That he should have called on Beaven is remarkable. At the time it was suggested that he had stipulated that his son William Wallace Burns McInnes, a Vancouver Island mp, should be included in any cabinet that Beaven might form – an allegation Beaven denied. Whatever the reason, leaders in the house, notably Joseph Martin* of Vancouver and Charles Augustus Semlin* from the interior, would not agree to a coalition, and Beaven was unable to form a cabinet. In this sense, his gradual exit from political life paralleled the decline of Victoria in the face of the growing influence of the mainland.
Beaven was one of the more prominent figures of the 19th-century political scene in British Columbia. He was the longest-serving member of the Legislative Assembly, returned by Victoria City for 23 years, and he was mayor of the city for three terms. As a contemporary who was not an admirer put it, he must have possessed extraordinary qualities, because he was not popular and Victoria was a notoriously fickle constituency. A cabinet minister for many years, he helped to shape British Columbia’s place in confederation and, for better and worse, its policies in a number of critical areas. He was also premier for a short time and the recognized leader of the opposition from 1883 to 1894. It is therefore hardly surprising that, when he died in 1920, the obituaries – even in the hated Daily Colonist – were laudatory. He was described as an architect of confederation, a financial expert, and a man of integrity. Yet no prominent British Columbia landmark bears his name.

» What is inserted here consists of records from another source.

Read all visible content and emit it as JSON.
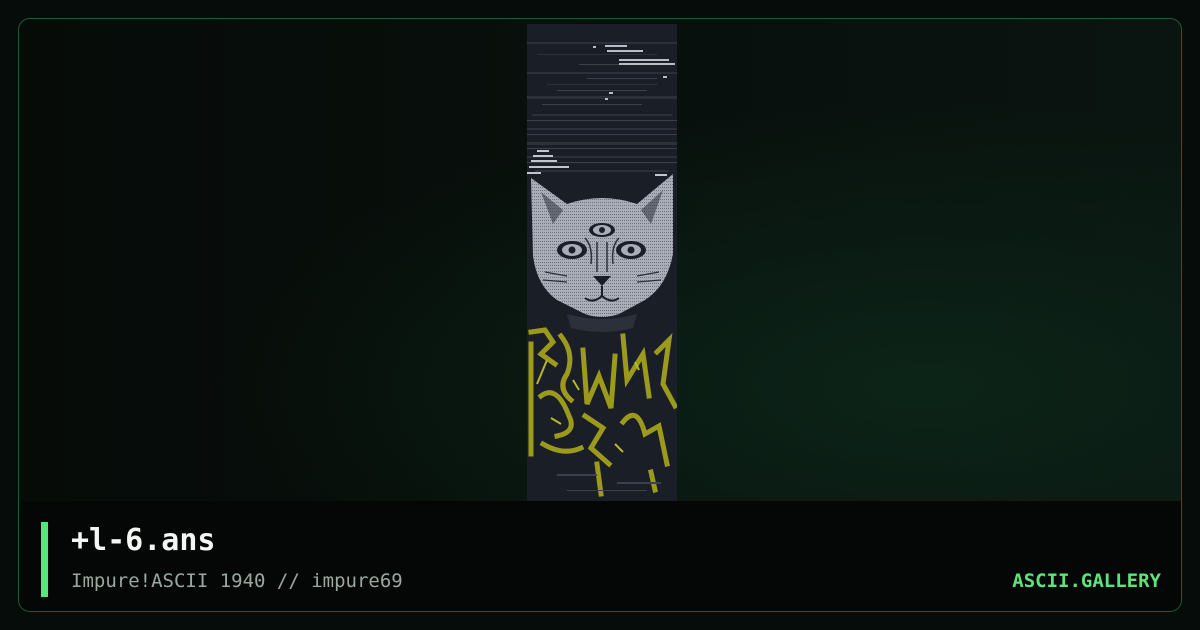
{
  "artwork": {
    "filename": "+l-6.ans",
    "meta": "Impure!ASCII 1940 // impure69",
    "site": "ASCII.GALLERY"
  },
  "colors": {
    "accent": "#5ce47b",
    "border": "#1f5d2c",
    "panel_background": "#1a1e26",
    "art_gray": "#a9adb8",
    "art_yellow": "#9c9a1c"
  }
}
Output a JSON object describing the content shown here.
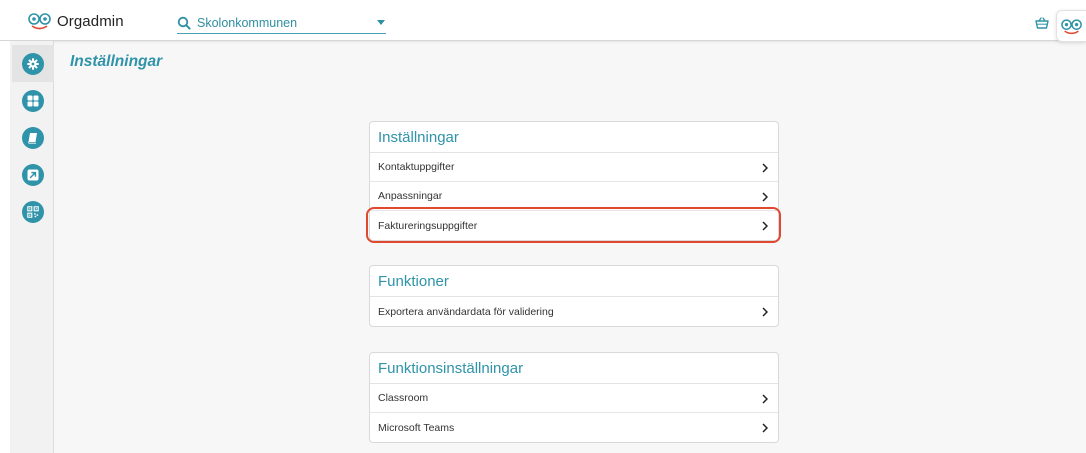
{
  "header": {
    "brand": "Orgadmin",
    "org_select": {
      "value": "Skolonkommunen"
    },
    "colors": {
      "accent": "#2f93a9",
      "logo_smile": "#e0482f"
    }
  },
  "sidebar": {
    "items": [
      {
        "name": "settings",
        "icon": "gear-icon",
        "active": true
      },
      {
        "name": "apps",
        "icon": "grid-icon",
        "active": false
      },
      {
        "name": "licenses",
        "icon": "book-icon",
        "active": false
      },
      {
        "name": "external",
        "icon": "external-link-icon",
        "active": false
      },
      {
        "name": "qr",
        "icon": "qr-code-icon",
        "active": false
      }
    ]
  },
  "main": {
    "title": "Inställningar",
    "sections": [
      {
        "title": "Inställningar",
        "rows": [
          "Kontaktuppgifter",
          "Anpassningar",
          "Faktureringsuppgifter"
        ]
      },
      {
        "title": "Funktioner",
        "rows": [
          "Exportera användardata för validering"
        ]
      },
      {
        "title": "Funktionsinställningar",
        "rows": [
          "Classroom",
          "Microsoft Teams"
        ]
      }
    ],
    "highlighted_row": "Faktureringsuppgifter",
    "highlight_color": "#e0482f"
  }
}
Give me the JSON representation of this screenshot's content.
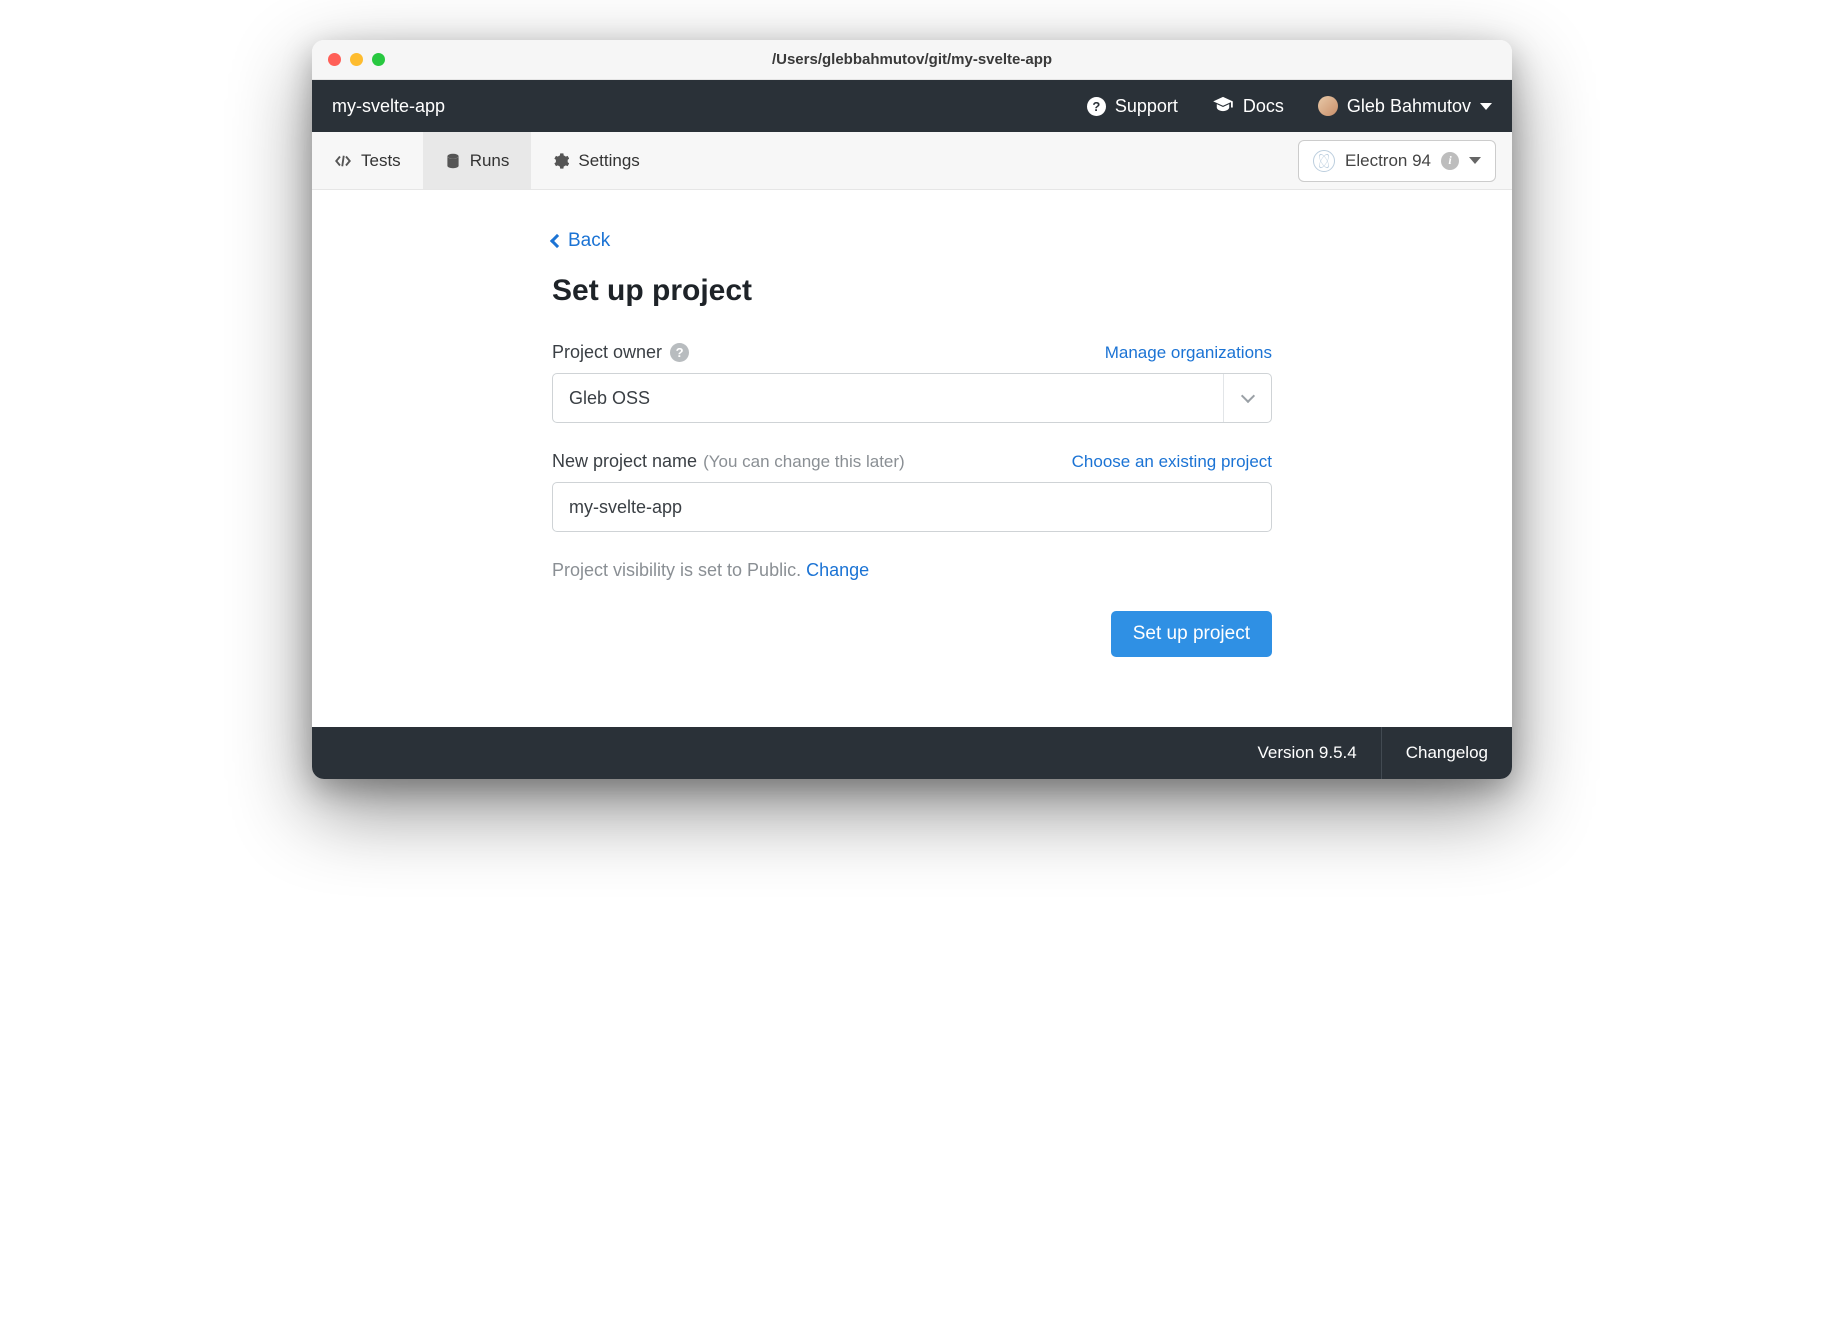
{
  "window": {
    "title": "/Users/glebbahmutov/git/my-svelte-app"
  },
  "topbar": {
    "app_name": "my-svelte-app",
    "support_label": "Support",
    "docs_label": "Docs",
    "user_name": "Gleb Bahmutov"
  },
  "tabs": {
    "tests": "Tests",
    "runs": "Runs",
    "settings": "Settings",
    "active": "runs"
  },
  "browser": {
    "label": "Electron 94"
  },
  "back": {
    "label": "Back"
  },
  "page": {
    "title": "Set up project"
  },
  "owner": {
    "label": "Project owner",
    "manage_link": "Manage organizations",
    "value": "Gleb OSS"
  },
  "project_name": {
    "label": "New project name",
    "hint": "(You can change this later)",
    "choose_link": "Choose an existing project",
    "value": "my-svelte-app"
  },
  "visibility": {
    "text": "Project visibility is set to Public. ",
    "change": "Change"
  },
  "submit": {
    "label": "Set up project"
  },
  "footer": {
    "version": "Version 9.5.4",
    "changelog": "Changelog"
  }
}
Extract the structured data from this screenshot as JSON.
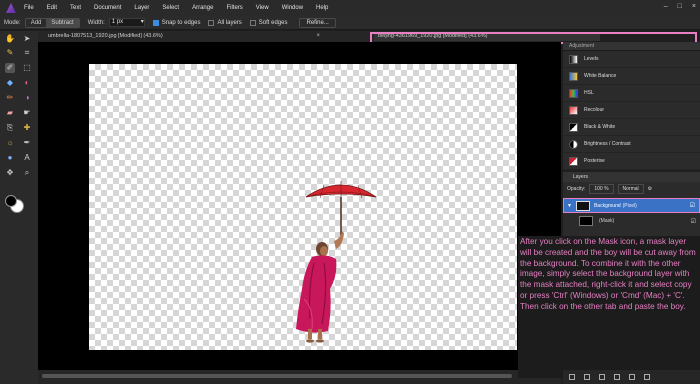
{
  "menu": [
    "File",
    "Edit",
    "Text",
    "Document",
    "Layer",
    "Select",
    "Arrange",
    "Filters",
    "View",
    "Window",
    "Help"
  ],
  "context_toolbar": {
    "mode_label": "Mode:",
    "modes": [
      "Add",
      "Subtract"
    ],
    "width_label": "Width:",
    "width_value": "1 px",
    "snap_to_edges": "Snap to edges",
    "all_layers": "All layers",
    "soft_edges": "Soft edges",
    "refine": "Refine..."
  },
  "tabs": [
    {
      "title": "umbrella-1807513_1920.jpg [Modified] (43.6%)"
    },
    {
      "title": "beijing-4361969_1920.jpg [Modified] (43.6%)"
    }
  ],
  "adjustments": {
    "header": "Adjustment",
    "items": [
      "Levels",
      "White Balance",
      "HSL",
      "Recolour",
      "Black & White",
      "Brightness / Contrast",
      "Posterise"
    ]
  },
  "layers": {
    "header": "Layers",
    "opacity_label": "Opacity:",
    "opacity_value": "100 %",
    "blend_mode": "Normal",
    "background_name": "Background",
    "background_type": "(Pixel)",
    "mask_name": "(Mask)"
  },
  "note": "After you click on the Mask icon, a mask  layer will be created and the boy will be cut away from the background. To combine it with the other image, simply select the background layer with the mask attached, right-click it and select copy or press 'Ctrl' (Windows) or 'Cmd' (Mac) + 'C'. Then click on the other tab and paste the boy.",
  "colors": {
    "accent": "#3a72c6",
    "highlight": "#e87fc4",
    "umbrella": "#d8262f",
    "robe": "#c8175a"
  }
}
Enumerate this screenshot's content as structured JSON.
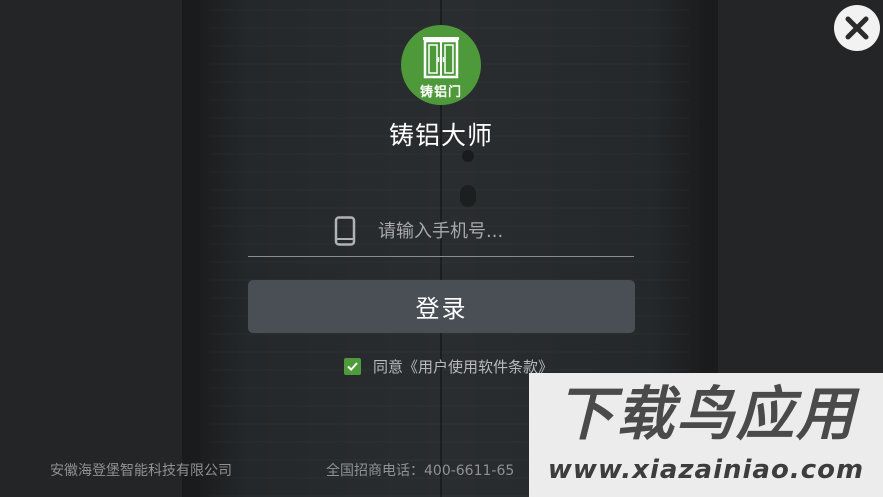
{
  "logo": {
    "text": "铸铝门",
    "icon": "door-icon",
    "color": "#4e9a3a"
  },
  "app_name": "铸铝大师",
  "phone": {
    "icon": "phone-icon",
    "placeholder": "请输入手机号...",
    "value": ""
  },
  "login_button": "登录",
  "agreement": {
    "checked": true,
    "text": "同意《用户使用软件条款》",
    "check_color": "#4f9a3a"
  },
  "footer": {
    "company": "安徽海登堡智能科技有限公司",
    "hotline": "全国招商电话：400-6611-65"
  },
  "close_icon": "close-icon",
  "watermark": {
    "title": "下载鸟应用",
    "url": "www.xiazainiao.com"
  }
}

AO, RG 80-27-2, 86: 46. BCARS, Vert. file, Robert Beaven. B.C., Ministry of Health (Victoria), Vital statistics, death certificate, 20 Sept. 1920, no.42/B/20. NA, RG 10, 3637, file 7131. Daily Colonist (Victoria), 5 Sept. 1871; 28 July, 28 Aug. 1872; 24 May 1873; 9 May, 3, 5 Sept. 1875; 15 Jan. 1892; 13 Jan. 1893; 12 Jan. 1894; 17 Jan. 1896; 15 Jan. 1897; 19 Sept. 1920; 29 Feb. 1948. Manitoba Free Press, 12 Aug. 1898. Stewart Bates, Financial history of Canadian governments: a study prepared for the royal commission on dominion-provincial relations (mimeograph, Ottawa, 1939). B.C., British Columbia in the Canadian confederation (Victoria, 1938); Papers connected with the Indian land question, 1850–1875 (Victoria, 1875; repr. 1987); Legislative Assembly, Journals, 1872–73, 1891; Royal commission for instituting inquiries into the acquisition of Texada Island, Papers relating to the appointment & proceedings (Victoria, 1874). B.C. Executive Council appointments (Bennett and Verspoor). Electoral hist. of B.C. Robin Fisher, Contact and conflict: Indian-European relations in British Columbia, 1774–1890 (2nd ed., Vancouver, 1992). R. E. Gosnell, “The moral of the British Columbia elections,” Canadian Magazine, 3 (May–October 1894): 475–79. S. W. Jackman, Portraits of the premiers: an informal history of British Columbia (Sidney, B.C., 1969). Journals of the colonial legislatures of the colonies of Vancouver Island and British Columbia, 1851–1871, ed. J. E. Hendrickson (5v., Victoria, 1980), 5: 224–26. J. B. Kerr, Biographical dictionary of well-known British Columbians, with a historical sketch (Vancouver, 1890). D. P. Marshall, “Mapping the political world of British Columbia, 1871–1883” (ma thesis, Univ. of Victoria, 1991). Scholefield and Howay, British Columbia. Paul Tennant, Aboriginal peoples and politics: the Indian land question in British Columbia, 1849–1989 (Vancouver, 1990).